Last September the SWP issued this statement,

The Socialist Workers Party congratulates Jeremy Corbyn on becoming Labour party leader.

His success is a clear sign of the feeling against austerity, racism and war. His victory is an utter rejection of the warmongering and veneration of big business that were the hallmarks of the Tony Blair eras.

We look forward to continuing to work with Jeremy Corbyn and his supporters against the disastrous Tory policies that threaten to destroy key public services, deepen poverty, whip up racism and plunge British armed forces into more imperialist wars.

SWP national secretary Charlie Kimber said, “Jeremy Corbyn’s victory is a boost to everyone who hates austerity and racism. It comes as tens of thousands of people across Britain are marching to say ‘Refugees are welcome’. Jeremy Corbyn’s rallies have seen large and enthusiastic audiences come to cheer a socialist message. Those people must become a movement in the streets and the workplaces that can block and then remove this Tory government.”

Careful observers will have noticed the sting in the tail, “we need a movement independent of Labour.”

The SWP’s Charlie Kimber’ writes today in Socialist Worker on the faults of Jeremy Corbyn’s Labour Party.

It he has not called on people to demonstrate—probably because he does not want to upset the pessimistic and timid steel unions.

A Corbyn-backed call for protests in Port Talbot and Scunthorpe could have put tens of thousands on the streets.

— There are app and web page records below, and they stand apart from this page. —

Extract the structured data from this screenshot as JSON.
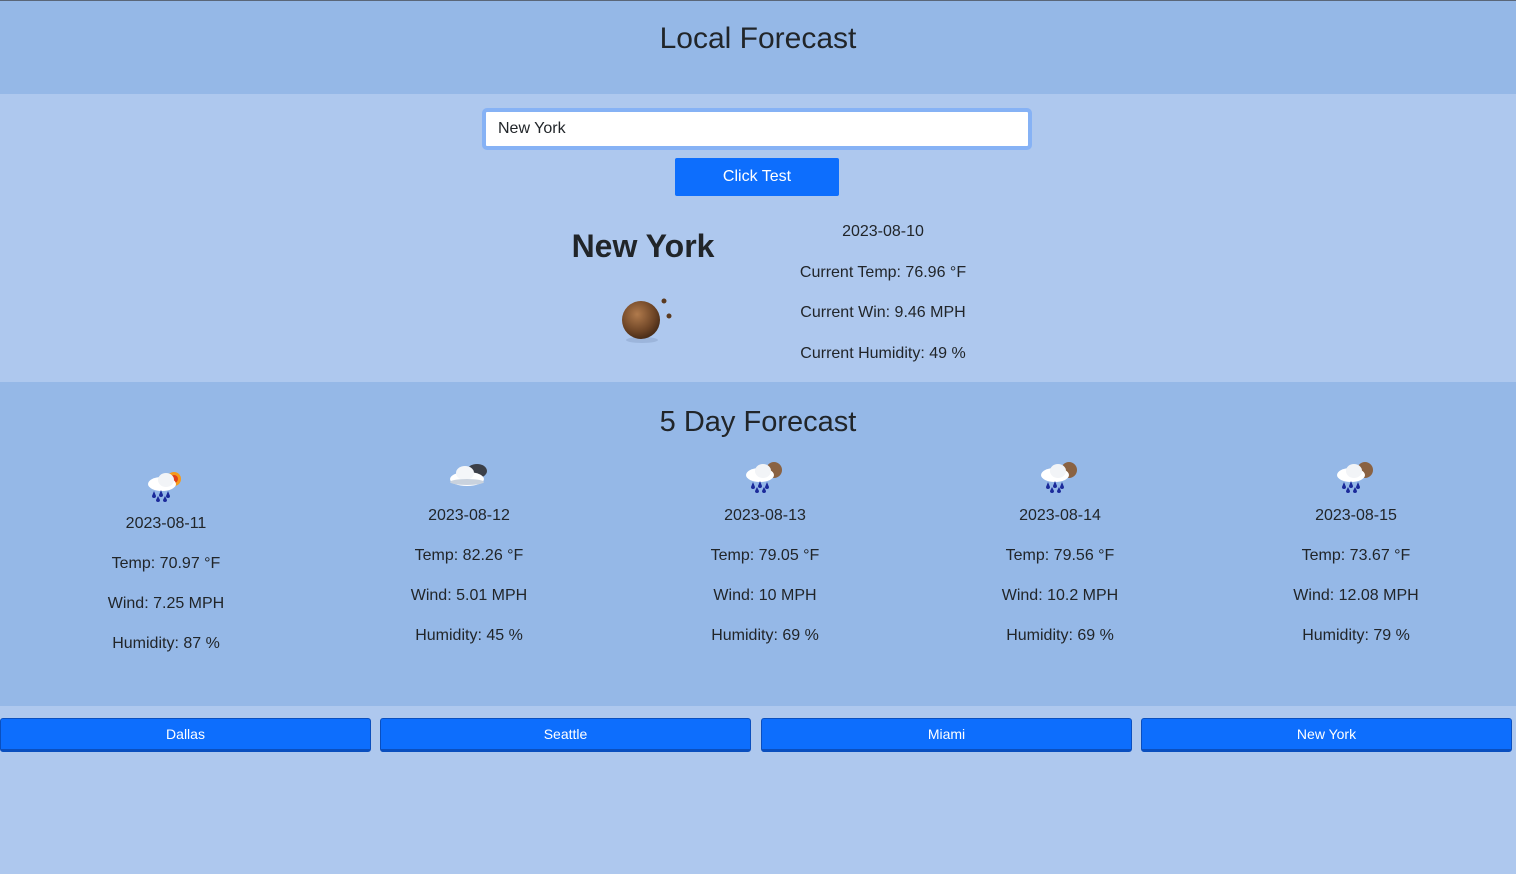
{
  "header": {
    "title": "Local Forecast"
  },
  "search": {
    "value": "New York",
    "button_label": "Click Test"
  },
  "current": {
    "city": "New York",
    "date": "2023-08-10",
    "temp": "Current Temp: 76.96 °F",
    "wind": "Current Win: 9.46 MPH",
    "humidity": "Current Humidity: 49 %",
    "icon": "moon-night-icon"
  },
  "forecast": {
    "title": "5 Day Forecast",
    "days": [
      {
        "date": "2023-08-11",
        "temp": "Temp: 70.97 °F",
        "wind": "Wind: 7.25 MPH",
        "humidity": "Humidity: 87 %",
        "icon": "rain-sun-icon"
      },
      {
        "date": "2023-08-12",
        "temp": "Temp: 82.26 °F",
        "wind": "Wind: 5.01 MPH",
        "humidity": "Humidity: 45 %",
        "icon": "cloudy-icon"
      },
      {
        "date": "2023-08-13",
        "temp": "Temp: 79.05 °F",
        "wind": "Wind: 10 MPH",
        "humidity": "Humidity: 69 %",
        "icon": "rain-night-icon"
      },
      {
        "date": "2023-08-14",
        "temp": "Temp: 79.56 °F",
        "wind": "Wind: 10.2 MPH",
        "humidity": "Humidity: 69 %",
        "icon": "rain-night-icon"
      },
      {
        "date": "2023-08-15",
        "temp": "Temp: 73.67 °F",
        "wind": "Wind: 12.08 MPH",
        "humidity": "Humidity: 79 %",
        "icon": "rain-night-icon"
      }
    ]
  },
  "history": {
    "cities": [
      "Dallas",
      "Seattle",
      "Miami",
      "New York"
    ]
  },
  "colors": {
    "accent": "#0d6efd",
    "header_bg": "#95b8e7",
    "page_bg": "#aec8ee"
  }
}
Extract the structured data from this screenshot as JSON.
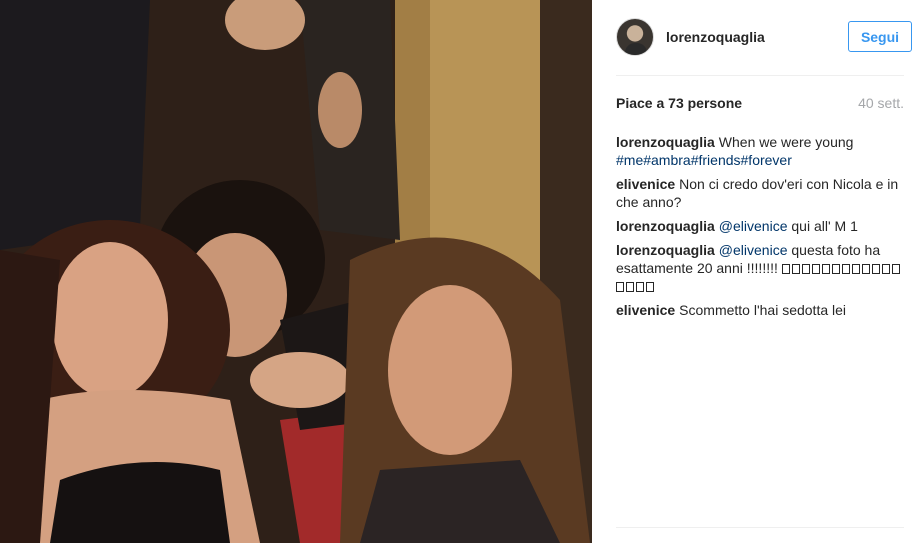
{
  "post": {
    "username": "lorenzoquaglia",
    "follow_label": "Segui",
    "likes": "Piace a 73 persone",
    "time": "40 sett."
  },
  "comments": [
    {
      "user": "lorenzoquaglia",
      "text": "When we were young",
      "tags": [
        "#me",
        "#ambra",
        "#friends",
        "#forever"
      ]
    },
    {
      "user": "elivenice",
      "text": "Non ci credo dov'eri con Nicola e in che anno?"
    },
    {
      "user": "lorenzoquaglia",
      "mention": "@elivenice",
      "text": "qui all' M 1"
    },
    {
      "user": "lorenzoquaglia",
      "mention": "@elivenice",
      "text": "questa foto ha esattamente 20 anni !!!!!!!!",
      "emoji_count": 16
    },
    {
      "user": "elivenice",
      "text": "Scommetto l'hai sedotta lei"
    }
  ],
  "icons": {
    "avatar": "profile-avatar"
  },
  "colors": {
    "accent": "#3897f0",
    "hashtag": "#003569",
    "muted": "#a5a7aa",
    "divider": "#efefef"
  }
}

It could have given confidence to steel workers to launch militant resistance.

Corbyn and shadow chancellor John McDonnell have called for some sort of temporary steel nationalisation.

But their vision is to nurture the plants back to health and speedily hand them back to private firms—with all that means for jobs and pay.

Labour will not come out in support of the junior doctors’ strikes.

John McDonnell does as an individual, and attended picket lines. But Labour’s official position is just to criticise the Tories, regret the events that have led to strikes and demand proper negotiations.

Constrained by the opposition of Labour MPs, and anxious to preserve “party unity”, Corbyn makes concessions to the right. Corbyn and McDonnell did not call for people to take to the streets last weekend when Cameron faced calls to resign.

Kimber sagely notes,

Our main task is to build resistance alongside Corbyn supporters, whether they’re in the Labour Party or not. At the same time we have to debate how Labour won’t be able to challenge austerity, racism and capitalism effectively.

To point out effectively the errors of their ways and to further build ‘resistance’ alongside Labour Party Corbyn  people and other members an important method is to stand candidates against the party in the May  local elections.

The left alternative to Labour is small. The Trade Unionist and Socialist Coalition (TUSC), which the Socialist Workers Party (SWP) supports, will be running some 300 candidates in the councils.

They will show up the faultlines in Labour’ politics,

It wants to highlight the need to fight the Tory cuts and Labour’s failure to do so..

The SWP will not stand against anybody who agrees with their  political line.

Care has been taken to avoid standing against any councillor who is pledged to vote against all cuts or supports Corbyn.

But they warn to be on guard against backsliding:

Of course, deciding not to stand against a candidate doesn’t mean being responsible for what they do in the future.

There follows some kindly advice to Labour’s mayoral candidate Sadiq Khan.

Oddly they do not back the SWP’s former best friend, George Galloway. Instead they call for a vote for Khan.

Written by Andrew Coates

April 12, 2016 at 11:06 am